It is possible to think all these things at the same time.

But there is another reason why it may not have backfired, or not at least for the centre-left. While the National Party will of course double down on their characterisation of an Ardern-led coalition as hapless and motley, Ardern almost certainly wouldn't be the leader at all were it not for Turei's autobiographical intervention. That led to a leap in Green polling, at the expense of Labour. That in turn triggered the Little-for-Ardern switcheroo - which now looks quite a contrast in the stagecraft of resignation when compared with the Greens' fiasco, in which they've denied themselves even the bump of a new face alongside the remaining co-leader James Shaw. But the Ardern effect, based on an outrageously assured debut week, has turned the election on its head.

It was a Jacindafest for Labour's transport policy launch at Wynyard Quarter on Sunday. It was Destiny's Church. It was midnight at the Gathering, Takaka, 1999. I'm exaggerating.

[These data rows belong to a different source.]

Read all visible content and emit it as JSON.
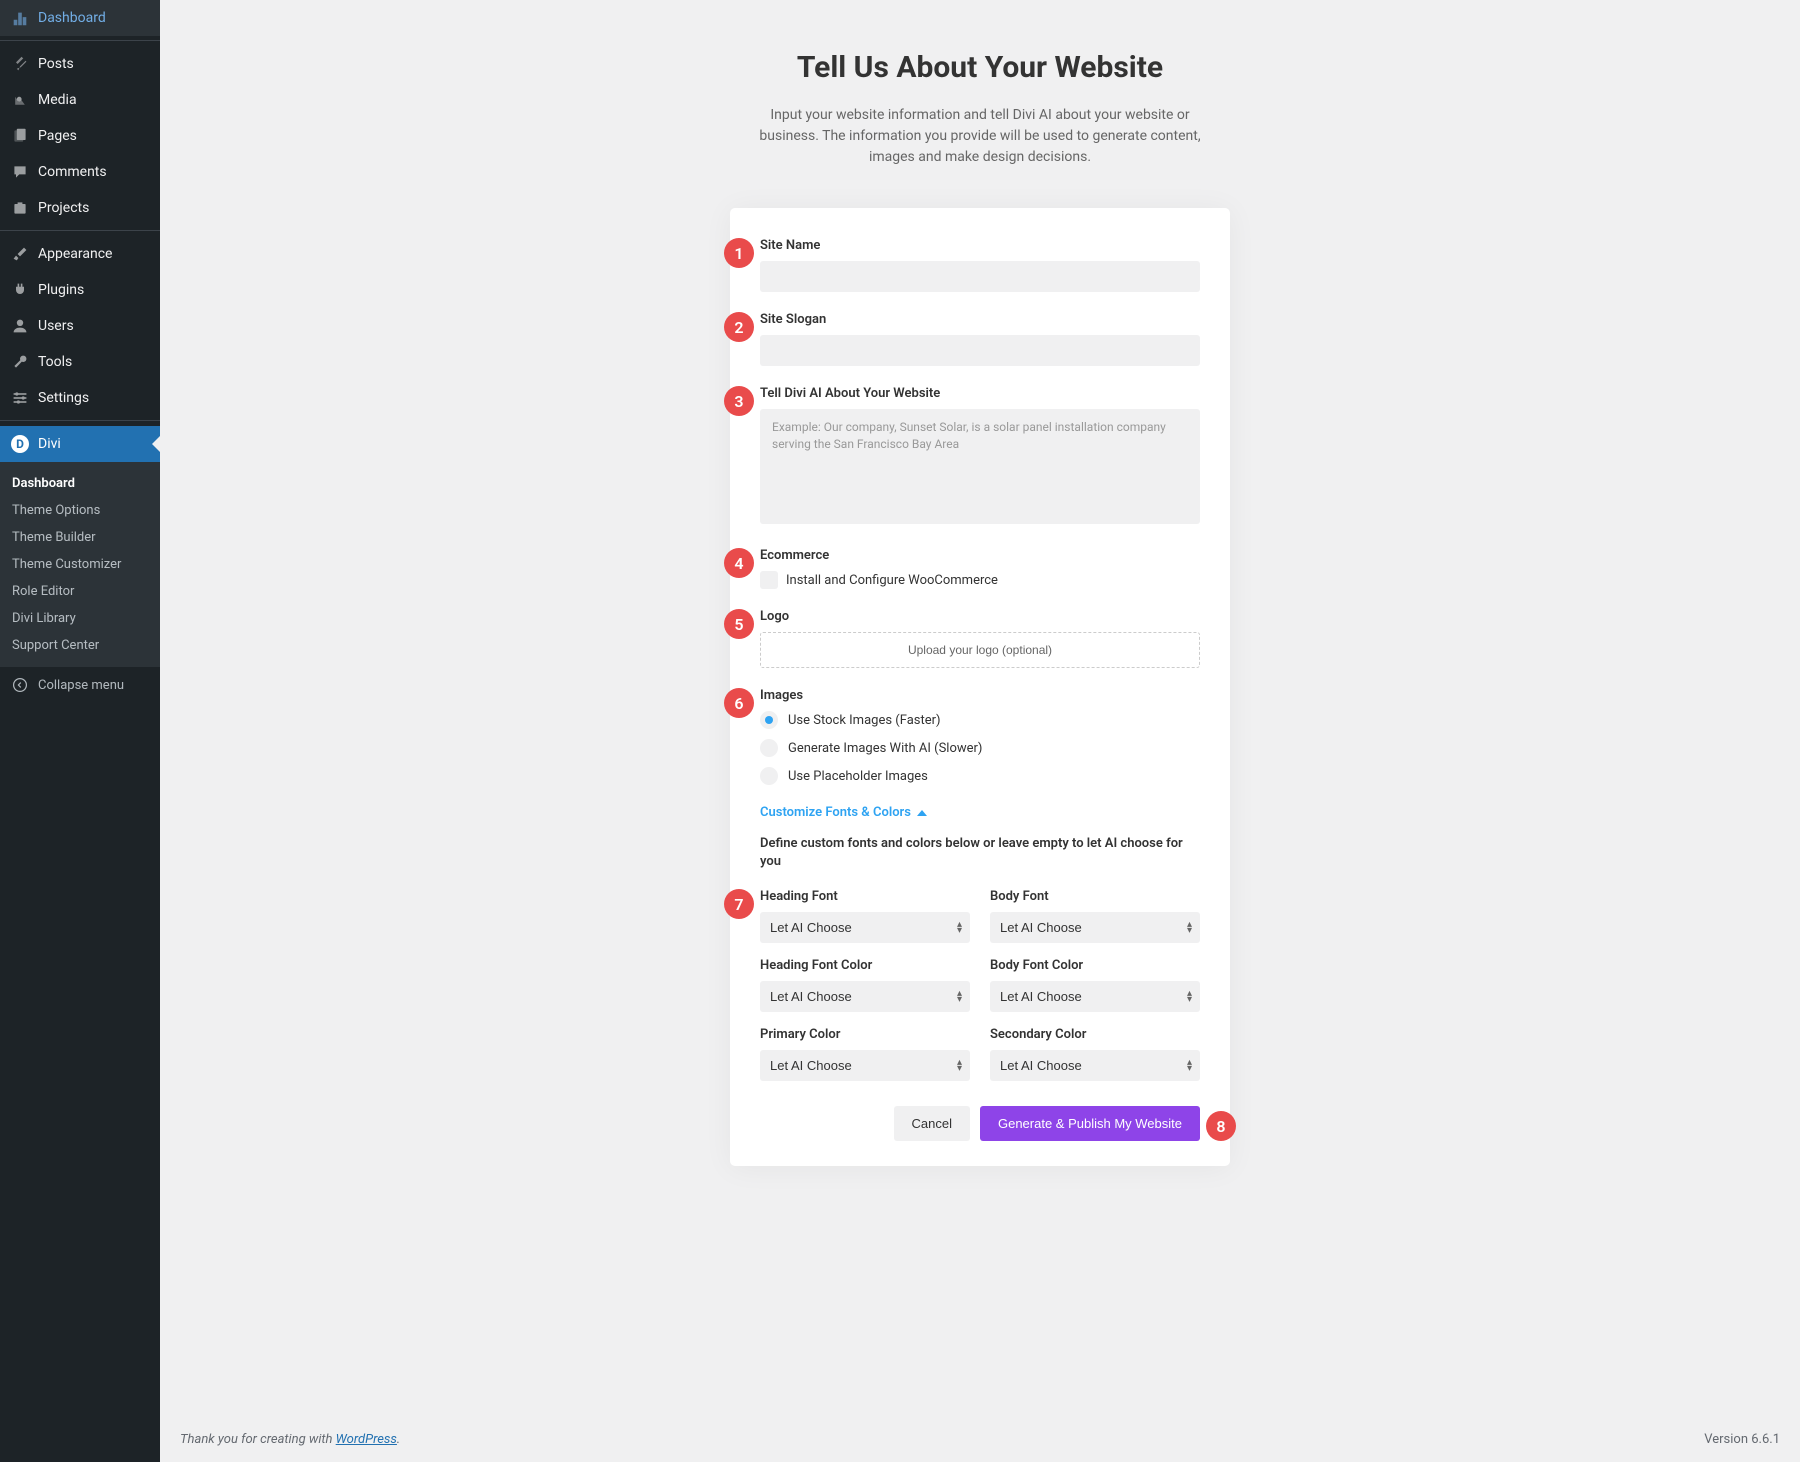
{
  "sidebar": {
    "items": [
      {
        "label": "Dashboard",
        "icon": "dashboard"
      },
      {
        "label": "Posts",
        "icon": "pin"
      },
      {
        "label": "Media",
        "icon": "media"
      },
      {
        "label": "Pages",
        "icon": "pages"
      },
      {
        "label": "Comments",
        "icon": "comment"
      },
      {
        "label": "Projects",
        "icon": "projects"
      }
    ],
    "items2": [
      {
        "label": "Appearance",
        "icon": "brush"
      },
      {
        "label": "Plugins",
        "icon": "plug"
      },
      {
        "label": "Users",
        "icon": "user"
      },
      {
        "label": "Tools",
        "icon": "wrench"
      },
      {
        "label": "Settings",
        "icon": "settings"
      }
    ],
    "divi_label": "Divi",
    "submenu": [
      "Dashboard",
      "Theme Options",
      "Theme Builder",
      "Theme Customizer",
      "Role Editor",
      "Divi Library",
      "Support Center"
    ],
    "collapse": "Collapse menu"
  },
  "page": {
    "title": "Tell Us About Your Website",
    "desc": "Input your website information and tell Divi AI about your website or business. The information you provide will be used to generate content, images and make design decisions."
  },
  "form": {
    "site_name_label": "Site Name",
    "site_slogan_label": "Site Slogan",
    "about_label": "Tell Divi AI About Your Website",
    "about_placeholder": "Example: Our company, Sunset Solar, is a solar panel installation company serving the San Francisco Bay Area",
    "ecommerce_label": "Ecommerce",
    "ecommerce_checkbox": "Install and Configure WooCommerce",
    "logo_label": "Logo",
    "logo_upload": "Upload your logo (optional)",
    "images_label": "Images",
    "images_options": [
      "Use Stock Images (Faster)",
      "Generate Images With AI (Slower)",
      "Use Placeholder Images"
    ],
    "customize_link": "Customize Fonts & Colors",
    "customize_help": "Define custom fonts and colors below or leave empty to let AI choose for you",
    "heading_font_label": "Heading Font",
    "body_font_label": "Body Font",
    "heading_color_label": "Heading Font Color",
    "body_color_label": "Body Font Color",
    "primary_color_label": "Primary Color",
    "secondary_color_label": "Secondary Color",
    "select_default": "Let AI Choose",
    "cancel": "Cancel",
    "generate": "Generate & Publish My Website"
  },
  "badges": [
    "1",
    "2",
    "3",
    "4",
    "5",
    "6",
    "7",
    "8"
  ],
  "footer": {
    "thanks_prefix": "Thank you for creating with ",
    "wp": "WordPress",
    "version": "Version 6.6.1"
  }
}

It wasn't anything like that. But for the first time in a long while the crowd wasn't having to pretend to be confident. You could see the veneration in the eyes of the faithful as they strained to work out which word to emphasise in the footwear-inspired chant "Let's do this".

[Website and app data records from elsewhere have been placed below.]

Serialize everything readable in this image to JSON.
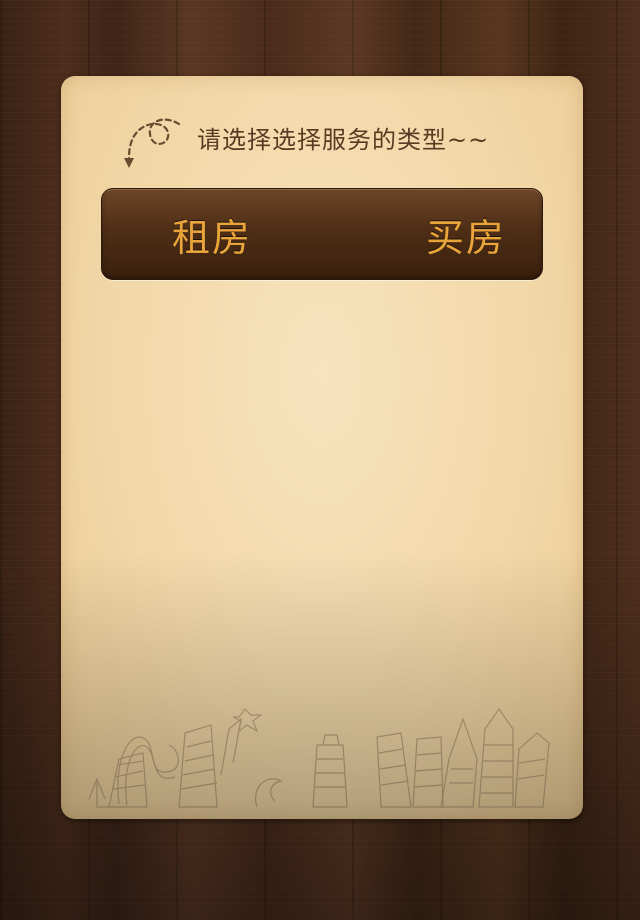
{
  "prompt": {
    "text": "请选择选择服务的类型~~",
    "icon": "curl-arrow-icon"
  },
  "segment": {
    "options": [
      {
        "label": "租房"
      },
      {
        "label": "买房"
      }
    ]
  },
  "colors": {
    "card_bg": "#f2d8a8",
    "segment_bg": "#4e2e16",
    "segment_text": "#e9a53a",
    "prompt_text": "#5a3a22"
  }
}
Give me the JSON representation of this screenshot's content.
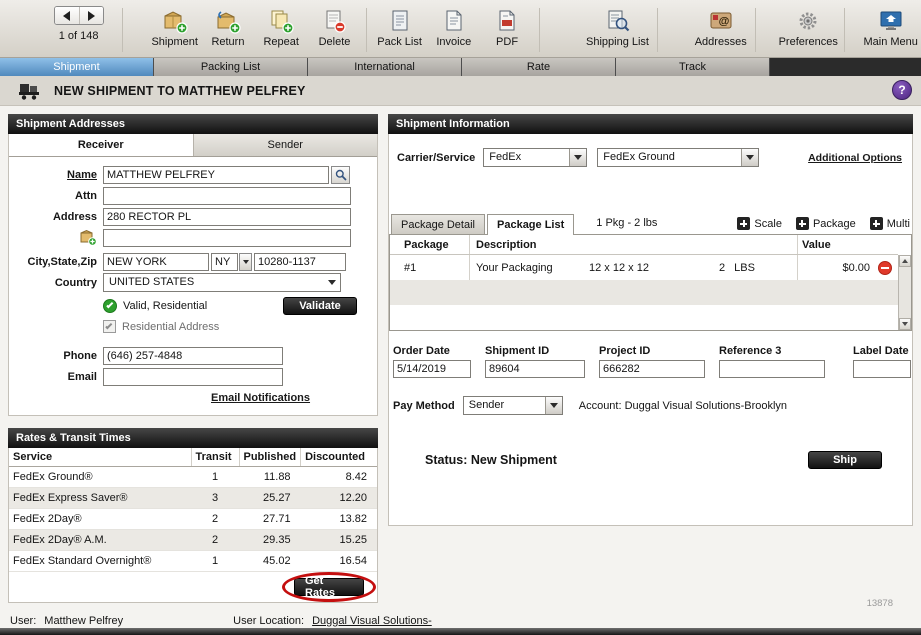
{
  "toolbar": {
    "pager": {
      "counter": "1 of 148"
    },
    "items": [
      {
        "label": "Shipment"
      },
      {
        "label": "Return"
      },
      {
        "label": "Repeat"
      },
      {
        "label": "Delete"
      },
      {
        "label": "Pack List"
      },
      {
        "label": "Invoice"
      },
      {
        "label": "PDF"
      },
      {
        "label": "Shipping List"
      },
      {
        "label": "Addresses"
      },
      {
        "label": "Preferences"
      },
      {
        "label": "Main Menu"
      }
    ]
  },
  "nav_tabs": [
    {
      "label": "Shipment"
    },
    {
      "label": "Packing List"
    },
    {
      "label": "International"
    },
    {
      "label": "Rate"
    },
    {
      "label": "Track"
    }
  ],
  "header": {
    "title": "NEW SHIPMENT TO MATTHEW PELFREY",
    "help_glyph": "?"
  },
  "addresses": {
    "panel_title": "Shipment Addresses",
    "receiver_tab": "Receiver",
    "sender_tab": "Sender",
    "name_label": "Name",
    "name_value": "MATTHEW PELFREY",
    "attn_label": "Attn",
    "attn_value": "",
    "address_label": "Address",
    "address_value": "280 RECTOR PL",
    "address2_value": "",
    "city_state_zip_label": "City,State,Zip",
    "city_value": "NEW YORK",
    "state_value": "NY",
    "zip_value": "10280-1137",
    "country_label": "Country",
    "country_value": "UNITED STATES",
    "validation_status": "Valid, Residential",
    "validate_button": "Validate",
    "residential_label": "Residential Address",
    "phone_label": "Phone",
    "phone_value": "(646) 257-4848",
    "email_label": "Email",
    "email_value": "",
    "email_notifications_link": "Email Notifications"
  },
  "rates": {
    "panel_title": "Rates & Transit Times",
    "columns": {
      "service": "Service",
      "transit": "Transit",
      "published": "Published",
      "discounted": "Discounted"
    },
    "rows": [
      {
        "service": "FedEx Ground®",
        "transit": "1",
        "published": "11.88",
        "discounted": "8.42"
      },
      {
        "service": "FedEx Express Saver®",
        "transit": "3",
        "published": "25.27",
        "discounted": "12.20"
      },
      {
        "service": "FedEx 2Day®",
        "transit": "2",
        "published": "27.71",
        "discounted": "13.82"
      },
      {
        "service": "FedEx 2Day® A.M.",
        "transit": "2",
        "published": "29.35",
        "discounted": "15.25"
      },
      {
        "service": "FedEx Standard Overnight®",
        "transit": "1",
        "published": "45.02",
        "discounted": "16.54"
      }
    ],
    "get_rates_button": "Get Rates"
  },
  "shipment_info": {
    "panel_title": "Shipment Information",
    "carrier_label": "Carrier/Service",
    "carrier_value": "FedEx",
    "service_value": "FedEx Ground",
    "additional_options_link": "Additional Options",
    "package_detail_tab": "Package Detail",
    "package_list_tab": "Package List",
    "package_summary": "1 Pkg - 2 lbs",
    "scale_action": "Scale",
    "package_action": "Package",
    "multi_action": "Multi",
    "table": {
      "package_col": "Package",
      "description_col": "Description",
      "value_col": "Value",
      "row": {
        "package": "#1",
        "description": "Your Packaging",
        "dimensions": "12 x 12 x 12",
        "weight": "2",
        "weight_unit": "LBS",
        "value": "$0.00"
      }
    },
    "order_date_label": "Order Date",
    "order_date_value": "5/14/2019",
    "shipment_id_label": "Shipment ID",
    "shipment_id_value": "89604",
    "project_id_label": "Project ID",
    "project_id_value": "666282",
    "reference3_label": "Reference 3",
    "reference3_value": "",
    "label_date_label": "Label Date",
    "label_date_value": "",
    "pay_method_label": "Pay Method",
    "pay_method_value": "Sender",
    "account_text": "Account: Duggal Visual Solutions-Brooklyn",
    "status_text": "Status: New Shipment",
    "ship_button": "Ship"
  },
  "statusbar": {
    "user_label": "User:",
    "user_value": "Matthew Pelfrey",
    "location_label": "User Location:",
    "location_value": "Duggal Visual Solutions-",
    "code": "13878"
  }
}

Later in the afternoon, the National Party managed to rummage together a crowd for its rival launch on a platform at Papakura railway station. But the sun had given up, and it turned out the trains weren't running that day. The embarrassment mounted further when Auckland Council slapped them on the wrist, saying political events were forbidden at stations. For a campaign already bloated with transport imagery - horse race politics, leaders thrown under the bus, and the ubiquitous boats of the TV ads - here was a train-wreck of symbolism. Labour in the ascendant, National in decline.

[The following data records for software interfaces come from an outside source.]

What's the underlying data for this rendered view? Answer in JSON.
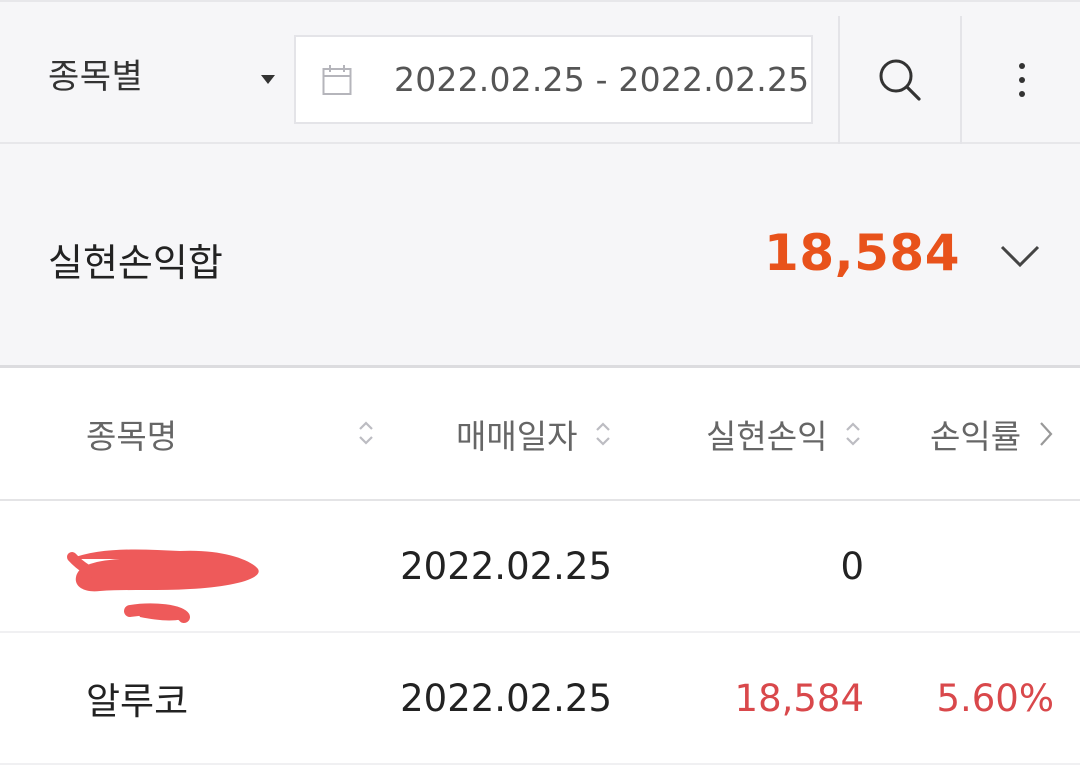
{
  "filter": {
    "group_by": "종목별",
    "date_range": "2022.02.25 - 2022.02.25"
  },
  "summary": {
    "label": "실현손익합",
    "value": "18,584",
    "value_color": "#e8521b"
  },
  "table": {
    "columns": [
      "종목명",
      "매매일자",
      "실현손익",
      "손익률"
    ],
    "rows": [
      {
        "name": "",
        "date": "2022.02.25",
        "profit": "0",
        "rate": ""
      },
      {
        "name": "알루코",
        "date": "2022.02.25",
        "profit": "18,584",
        "rate": "5.60%"
      }
    ]
  },
  "colors": {
    "accent_orange": "#e8521b",
    "profit_red": "#d9484b",
    "redaction": "#ee5a5a"
  },
  "icons": [
    "calendar-icon",
    "search-icon",
    "more-vertical-icon",
    "chevron-down-icon",
    "sort-icon",
    "chevron-right-icon"
  ]
}
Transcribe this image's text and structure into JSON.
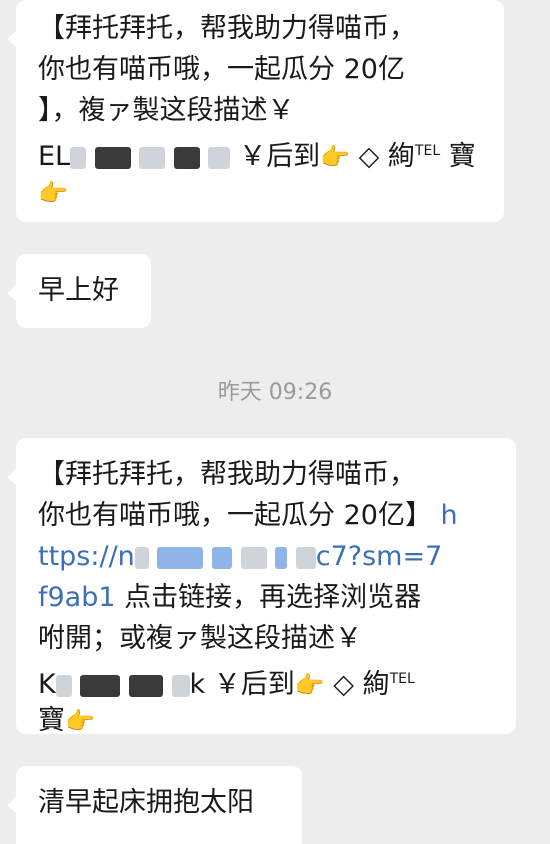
{
  "messages": [
    {
      "lines": [
        "【拜托拜托，帮我助力得喵币，",
        "你也有喵币哦，一起瓜分 20亿",
        "】，複ァ製这段描述￥"
      ],
      "line4_prefix": "EL",
      "line4_suffix": "￥后到",
      "emoji": "👉",
      "diamond": "◇",
      "word1": "絢",
      "tel": "TEL",
      "word2": "寶"
    },
    {
      "text": "早上好"
    },
    {
      "lines": [
        "【拜托拜托，帮我助力得喵币，"
      ],
      "line2_text": "你也有喵币哦，一起瓜分 20亿】",
      "link_h": "h",
      "link_prefix": "ttps://n",
      "link_suffix": "c7?sm=7",
      "link_tail": "f9ab1",
      "line4_text": " 点击链接，再选择浏览器",
      "line5_text": "咐開；或複ァ製这段描述￥",
      "line6_prefix": "K",
      "line6_mid": "k",
      "line6_suffix": "￥后到",
      "emoji": "👉",
      "diamond": "◇",
      "word1": "絢",
      "tel": "TEL",
      "word2": "寶"
    },
    {
      "text": "清早起床拥抱太阳"
    }
  ],
  "timestamp": "昨天 09:26"
}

Except National in decline not so much. The two polls that emerged this week did show Labour surge, but National remained firmly in the 40s. A rock of stability.

Their serenity would have been shaken, however, by Ardern skyrocketing in the preferred PM stakes. With English and Ardern all but neck and neck, the focus on the leaders is here to stay. Against the PM's schoolmasterly solemnity, the Labour leader is all about "relentlessly positive". That's worked so far, but the mantra could wear out its welcome - it does, after all, have the ring of "Absolutely Positively Wellington", a slogan with a silent "even though we're getting rained on at right angles". But it doesn't matter: turns out that leadership is not what people vote on at all. That's according to Steven Joyce, the man who ran National campaigns under the banner "Team Key".

The most remarkable thing about the leader parade may now be this: they're a bunch of novices. As of tomorrow, Bill English will have been leader of the National Party, at his second time of trying, for eight months. Ardern's experience as leader reaches back into the mists of time, or to be more specific, last Tuesday. James Shaw is a comparative veteran, with 26 months in the job. But there's one exception, of course, among the main party leaders still standing. The Rt Hon Winston Peters. Now into his 289th month as leader of NZ First, his experience tallies at more than eight times the other three combined.

Peters has been relatively quiet during the helter skelter of the last fortnight - and with the polls showing NZ First, too, slipping at the expense of Ardern's Labour, don't be surprised to see him backspinning into the spotlight any moment. It's far from panic stations, however. Despite all the upheaval, the party is doing just fine. Plus ├ža change, sunshine. The golden rule of electing an MMP government remains: voters exercise their franchise by way of two ticks. Seats in parliament are allocated broadly proportionate to the party vote. And then Winston decides.